07 May 2020
Dog walkers and horse riders using the beaches will have to adhere to the usual restrictions during the summer now that Stay at Home restrictions have been relaxed.
From 10.30 am on 13 May, dogs must be kept on a lead and horses will not be allowed on beaches between 10.30am and 6pm.
Islanders have been able to continue to walk their dogs off the lead and ride horses on the beaches at any time of the day. The extension of the winter hours was intended to give dog walkers greater flexibility to comply with physical distancing rules while beaches were quiet.
However, in light of the changes to Stay at Home restrictions, ministers believe that a balance must be struck between achieving this flexibility and ensuring those currently accessing Jersey’s beaches for social activities are not unduly disturbed.
The Assistant Minister for Economic Development, Tourism, Sport and Culture, Senator Steve Pallett, was planning to lodge legislation to extend the period that dogs without a lead and horses could be on beaches until Stay at Home restrictions were lifted.
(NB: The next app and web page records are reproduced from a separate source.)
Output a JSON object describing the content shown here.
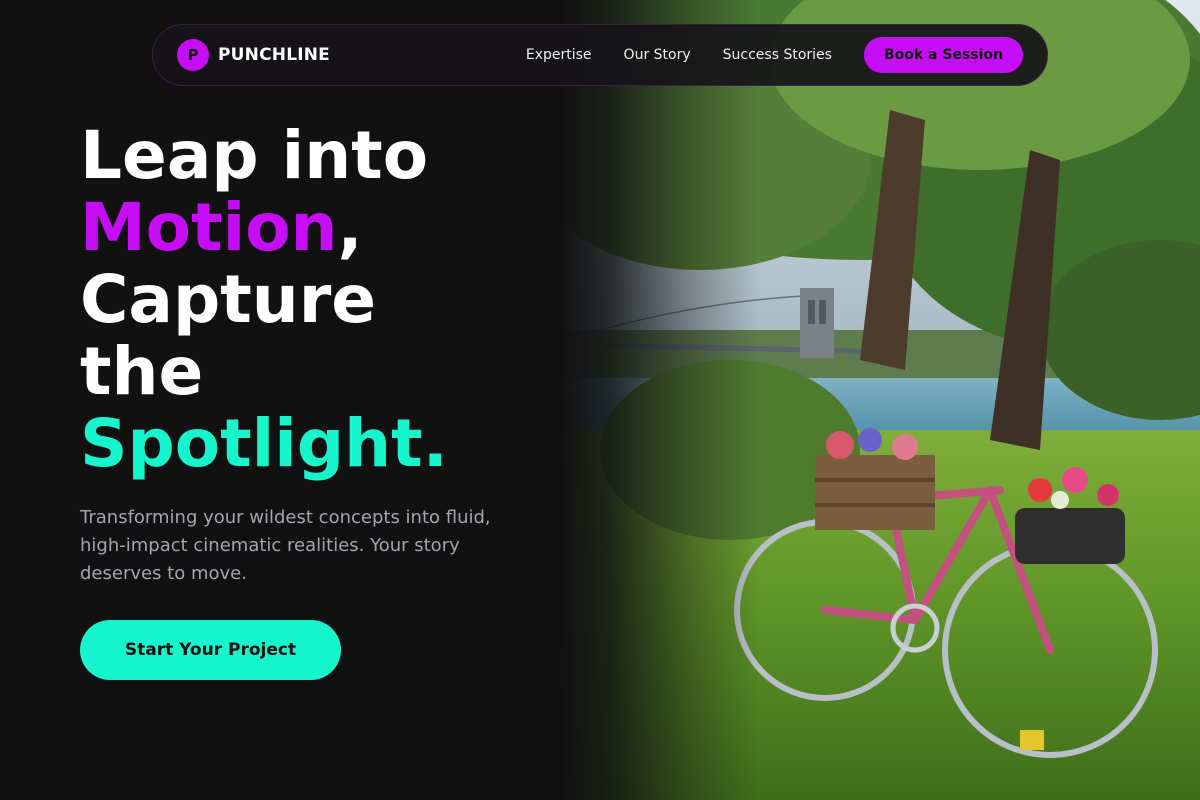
{
  "brand": {
    "logo_letter": "P",
    "name": "PUNCHLINE",
    "accent": "#c70cf7",
    "secondary_accent": "#17f5cc"
  },
  "nav": {
    "links": [
      "Expertise",
      "Our Story",
      "Success Stories"
    ],
    "cta_label": "Book a Session"
  },
  "hero": {
    "headline": {
      "line1": "Leap into",
      "line2_accent": "Motion",
      "line2_rest": ",",
      "line3": "Capture",
      "line4": "the",
      "line5_accent": "Spotlight."
    },
    "subtext": "Transforming your wildest concepts into fluid, high-impact cinematic realities. Your story deserves to move.",
    "cta_label": "Start Your Project",
    "image_subject": "bicycle-with-flower-baskets-by-river-photo"
  }
}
The draft legislation, due to be debated by the States Assembly on 12 May, would have amended the Policing of Beaches (Jersey) Regulations 1959, which states that dogs must remain on leads between 10.30am and 6pm during the period of 1 May and 30 September.
However, following the relaxing of Stay at Home restrictions last week, Senator Pallett, in agreement with the Council of Ministers, has decided against extending the winter hours.
Senator Pallett said: “When we first considered an amendment to the Policing of Beaches (Jersey) Regulations 1959 some two weeks ago, we were under stricter Stay at Home measures. While these stricter rules were in place and people could only walk or exercise on the beach, it seemed sensible to extend the winter rules on allowing dogs to be walked off the lead during this lockdown period as there was little opportunity for dogs to be a nuisance to beach goers. It also allowed dog owners better opportunities to adhere to the physical distancing rules if they had the whole day to walk their dog rather than just the period before 10.30am and after 6pm.
“However, since the relaxation of the Stay at Home restrictions, families and household groups are accessing the beach more readily and are increasingly likely to do so when the weather is good. This will undoubtedly mean the likelihood that, should dog walkers have access to the beach to walk their dogs off the lead between 10.30am and 6pm, there is an increased risk that loose dogs will cause a nuisance to beach goers. The summer restrictions are specifically put in place to prevent this happening while people enjoy the beach, often with children.”
The Attorney General, Mark Temple QC, had previously said he wouldn’t pursue offences under the law from 1 May until the States considered the proposal on the 12 May. With the extension of winter hours for dog walking not going ahead, Islanders could risk prosecution from next Wednesday if they do not abide by the law.
However, Senator Pallett added that, should the situation change and stricter Stay at Home measures implemented, the amendment to the law could be debated.